** Data supplied **

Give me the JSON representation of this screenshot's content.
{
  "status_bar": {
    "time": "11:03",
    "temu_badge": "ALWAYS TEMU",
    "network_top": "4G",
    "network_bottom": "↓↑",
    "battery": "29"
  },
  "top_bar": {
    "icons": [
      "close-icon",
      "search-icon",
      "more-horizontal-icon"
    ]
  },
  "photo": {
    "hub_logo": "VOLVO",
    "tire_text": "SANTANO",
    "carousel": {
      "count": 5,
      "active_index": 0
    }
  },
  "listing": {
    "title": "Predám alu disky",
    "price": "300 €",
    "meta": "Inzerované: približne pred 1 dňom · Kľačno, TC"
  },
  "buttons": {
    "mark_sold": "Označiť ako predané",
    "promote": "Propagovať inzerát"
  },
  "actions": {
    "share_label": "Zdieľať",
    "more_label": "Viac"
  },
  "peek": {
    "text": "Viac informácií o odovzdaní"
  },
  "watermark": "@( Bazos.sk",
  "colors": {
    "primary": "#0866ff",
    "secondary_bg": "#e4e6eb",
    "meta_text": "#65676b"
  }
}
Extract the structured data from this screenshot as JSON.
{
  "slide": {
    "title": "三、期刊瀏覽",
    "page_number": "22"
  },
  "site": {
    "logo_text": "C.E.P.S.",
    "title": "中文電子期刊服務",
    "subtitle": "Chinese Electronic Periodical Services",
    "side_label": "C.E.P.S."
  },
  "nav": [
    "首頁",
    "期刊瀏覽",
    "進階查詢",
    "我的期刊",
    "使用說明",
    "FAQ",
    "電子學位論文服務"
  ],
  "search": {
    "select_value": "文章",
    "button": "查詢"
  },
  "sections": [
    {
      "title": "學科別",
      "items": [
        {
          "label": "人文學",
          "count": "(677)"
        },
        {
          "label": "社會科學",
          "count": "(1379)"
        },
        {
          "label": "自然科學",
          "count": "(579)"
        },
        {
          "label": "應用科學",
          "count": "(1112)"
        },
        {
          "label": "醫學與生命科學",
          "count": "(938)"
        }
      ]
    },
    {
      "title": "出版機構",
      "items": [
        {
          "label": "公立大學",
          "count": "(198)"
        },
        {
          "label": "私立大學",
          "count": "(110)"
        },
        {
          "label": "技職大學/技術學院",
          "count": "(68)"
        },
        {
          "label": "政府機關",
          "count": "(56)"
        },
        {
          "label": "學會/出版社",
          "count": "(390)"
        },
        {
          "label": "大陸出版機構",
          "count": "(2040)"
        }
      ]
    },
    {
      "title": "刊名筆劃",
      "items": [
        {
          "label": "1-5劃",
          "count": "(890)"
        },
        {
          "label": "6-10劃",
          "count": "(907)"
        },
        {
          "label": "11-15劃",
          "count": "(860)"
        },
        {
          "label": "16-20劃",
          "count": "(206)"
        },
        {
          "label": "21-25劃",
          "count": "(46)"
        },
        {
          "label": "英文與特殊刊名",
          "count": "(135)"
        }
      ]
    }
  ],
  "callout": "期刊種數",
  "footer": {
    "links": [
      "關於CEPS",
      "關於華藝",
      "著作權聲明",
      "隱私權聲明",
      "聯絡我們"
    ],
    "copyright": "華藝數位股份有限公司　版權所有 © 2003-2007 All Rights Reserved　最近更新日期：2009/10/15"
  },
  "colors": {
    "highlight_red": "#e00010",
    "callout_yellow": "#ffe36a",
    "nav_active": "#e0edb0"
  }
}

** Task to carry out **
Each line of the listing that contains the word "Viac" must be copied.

** Answer to this exercise **
    "more_label": "Viac"
    "text": "Viac informácií o odovzdaní"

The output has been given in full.